DATA FOR THIS EXERCISE:
····················

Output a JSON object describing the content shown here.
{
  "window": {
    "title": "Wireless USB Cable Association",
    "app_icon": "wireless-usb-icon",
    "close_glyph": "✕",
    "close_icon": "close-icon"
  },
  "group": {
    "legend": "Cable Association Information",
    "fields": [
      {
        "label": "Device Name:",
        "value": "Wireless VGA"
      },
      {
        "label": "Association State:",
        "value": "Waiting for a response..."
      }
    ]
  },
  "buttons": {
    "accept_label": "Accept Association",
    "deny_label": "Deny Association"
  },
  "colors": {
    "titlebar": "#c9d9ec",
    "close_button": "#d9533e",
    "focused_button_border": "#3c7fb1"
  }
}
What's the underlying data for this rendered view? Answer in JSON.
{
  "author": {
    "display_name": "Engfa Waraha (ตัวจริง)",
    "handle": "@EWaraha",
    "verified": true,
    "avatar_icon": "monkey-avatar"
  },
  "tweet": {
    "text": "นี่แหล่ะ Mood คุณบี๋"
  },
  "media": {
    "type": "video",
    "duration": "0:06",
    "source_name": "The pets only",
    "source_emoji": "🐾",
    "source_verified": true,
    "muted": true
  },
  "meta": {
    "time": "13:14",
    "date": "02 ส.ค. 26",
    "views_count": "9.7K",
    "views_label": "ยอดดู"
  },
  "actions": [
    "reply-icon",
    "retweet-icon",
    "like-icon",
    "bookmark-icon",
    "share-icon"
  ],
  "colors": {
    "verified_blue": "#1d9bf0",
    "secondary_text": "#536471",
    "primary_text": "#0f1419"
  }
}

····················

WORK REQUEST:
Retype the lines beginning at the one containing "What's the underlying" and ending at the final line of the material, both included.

TASK RESULT:
What's the underlying data for this rendered view? Answer in JSON.
{
  "author": {
    "display_name": "Engfa Waraha (ตัวจริง)",
    "handle": "@EWaraha",
    "verified": true,
    "avatar_icon": "monkey-avatar"
  },
  "tweet": {
    "text": "นี่แหล่ะ Mood คุณบี๋"
  },
  "media": {
    "type": "video",
    "duration": "0:06",
    "source_name": "The pets only",
    "source_emoji": "🐾",
    "source_verified": true,
    "muted": true
  },
  "meta": {
    "time": "13:14",
    "date": "02 ส.ค. 26",
    "views_count": "9.7K",
    "views_label": "ยอดดู"
  },
  "actions": [
    "reply-icon",
    "retweet-icon",
    "like-icon",
    "bookmark-icon",
    "share-icon"
  ],
  "colors": {
    "verified_blue": "#1d9bf0",
    "secondary_text": "#536471",
    "primary_text": "#0f1419"
  }
}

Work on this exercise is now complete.